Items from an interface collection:
● ● ● ●

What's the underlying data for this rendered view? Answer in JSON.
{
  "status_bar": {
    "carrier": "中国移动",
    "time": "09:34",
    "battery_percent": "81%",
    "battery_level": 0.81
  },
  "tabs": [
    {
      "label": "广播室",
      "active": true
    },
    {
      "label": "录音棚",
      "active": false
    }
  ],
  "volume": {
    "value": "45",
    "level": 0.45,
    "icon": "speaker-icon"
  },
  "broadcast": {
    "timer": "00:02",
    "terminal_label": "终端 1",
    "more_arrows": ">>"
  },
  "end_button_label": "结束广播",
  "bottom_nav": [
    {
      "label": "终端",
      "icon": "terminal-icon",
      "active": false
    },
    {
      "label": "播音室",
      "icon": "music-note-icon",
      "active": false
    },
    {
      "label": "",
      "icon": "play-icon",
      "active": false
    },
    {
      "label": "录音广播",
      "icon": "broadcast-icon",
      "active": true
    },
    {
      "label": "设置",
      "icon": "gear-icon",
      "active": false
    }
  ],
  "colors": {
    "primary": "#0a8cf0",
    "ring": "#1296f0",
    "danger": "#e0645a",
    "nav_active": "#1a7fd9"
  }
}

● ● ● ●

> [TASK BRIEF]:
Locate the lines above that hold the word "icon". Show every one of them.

> [ANSWER TO THIS TASK]:
    "icon": "speaker-icon"
      "icon": "terminal-icon",
      "icon": "music-note-icon",
      "icon": "play-icon",
      "icon": "broadcast-icon",
      "icon": "gear-icon",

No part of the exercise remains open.